RECORDS PROVIDED:
*** Begin section ***
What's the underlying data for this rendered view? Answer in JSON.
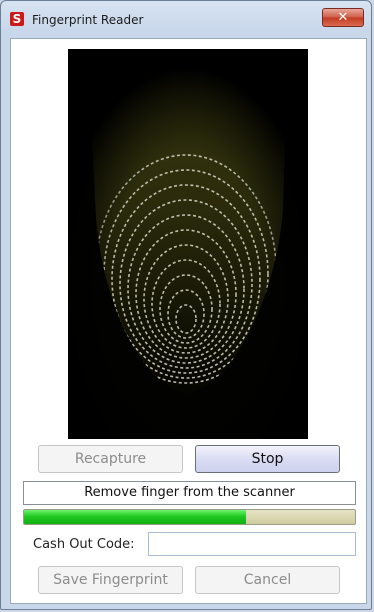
{
  "window": {
    "title": "Fingerprint Reader",
    "app_icon_letter": "S",
    "close_glyph": "✕"
  },
  "scanner": {
    "image_description_icon": "fingerprint-image"
  },
  "buttons": {
    "recapture": "Recapture",
    "stop": "Stop",
    "save_fingerprint": "Save Fingerprint",
    "cancel": "Cancel"
  },
  "status": {
    "message": "Remove finger from the scanner",
    "progress_fraction": 0.67
  },
  "cash_out": {
    "label": "Cash Out Code:",
    "value": "",
    "placeholder": ""
  },
  "colors": {
    "progress_fill": "#22c822",
    "progress_track": "#d9d6b0",
    "close_button": "#c9402a",
    "app_icon": "#cc1a1a"
  }
}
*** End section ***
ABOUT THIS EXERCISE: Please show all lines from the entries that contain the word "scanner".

RESULT OF THE EXERCISE:
  "scanner": {
    "message": "Remove finger from the scanner",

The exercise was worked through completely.